Sen. Ben Sasse, in a speech last week to a gathering of Christian pastors, went out of his way to criticize the alt-right, a movement that equates American greatness with preserving white Protestant culture.
“American exceptionalism was never a claim about ethnicity. American exceptionalism was never a claim about Americans’ unique anthropology,” Sasse, a Nebraska Republican, said at an annual meeting of a group called the Gospel Coalition, in Indianapolis.
“American exceptionalism was an understanding about the historical moment in which the American founding flipped on its head the relationship between rights and government,” said Sasse.
The Harvard- and Yale-educated Sasse said in the middle of a 30-minute speech that America at its founding was unique in its claim that rights were inalienable to each person, and automatic, rather than determined by the whims of government.

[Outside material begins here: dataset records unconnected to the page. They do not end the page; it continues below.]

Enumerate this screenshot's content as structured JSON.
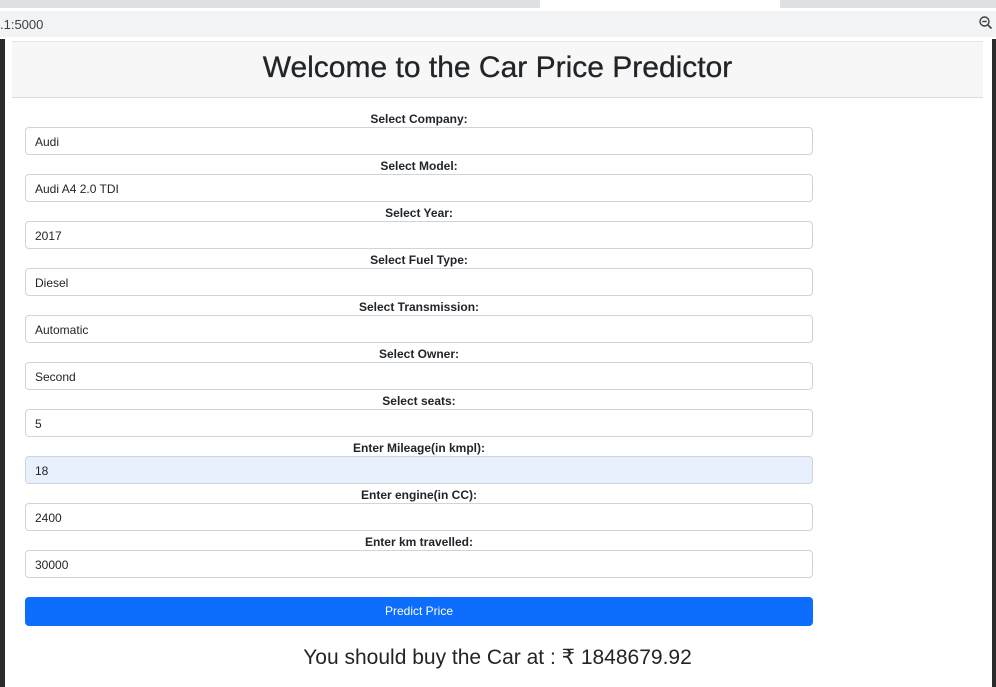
{
  "browser": {
    "url": ".1:5000",
    "zoom_icon": "zoom-out-icon"
  },
  "page": {
    "title": "Welcome to the Car Price Predictor"
  },
  "form": {
    "fields": [
      {
        "label": "Select Company:",
        "value": "Audi"
      },
      {
        "label": "Select Model:",
        "value": "Audi A4 2.0 TDI"
      },
      {
        "label": "Select Year:",
        "value": "2017"
      },
      {
        "label": "Select Fuel Type:",
        "value": "Diesel"
      },
      {
        "label": "Select Transmission:",
        "value": "Automatic"
      },
      {
        "label": "Select Owner:",
        "value": "Second"
      },
      {
        "label": "Select seats:",
        "value": "5"
      },
      {
        "label": "Enter Mileage(in kmpl):",
        "value": "18"
      },
      {
        "label": "Enter engine(in CC):",
        "value": "2400"
      },
      {
        "label": "Enter km travelled:",
        "value": "30000"
      }
    ],
    "submit_label": "Predict Price"
  },
  "result": {
    "text": "You should buy the Car at : ₹ 1848679.92"
  },
  "colors": {
    "primary_button": "#0d6efd",
    "autofill_background": "#e8f0fe",
    "header_background": "#f7f7f7"
  }
}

“The American founding is a claim that God gives us rights, not government, and government is our secular-shared project to secure those rights. That’s all American exceptionalism means. That’s what Washington used to mean,” Sasse said.
America’s identity is bound up first and foremost in an idea, Sasse said, and not a piece of land or a certain racial group.
The claim that America’s greatness originated or resides in European or white Christian culture has become a central plank to many who have supported President Trump’s political rise.
“The rise of Donald Trump, perhaps the first truly cultural candidate for President since [Pat] Buchanan, suggests grassroots appetite for more robust protection of the Western European and American way of life,” wrote Milo Yiannopoulos and Allum Bokhari for Breitbart News a year ago in an influential explanation of the movement.
“They [the alt-right] truly believe that multiethnic democracies cannot succeed,” said Ben Shapiro, a…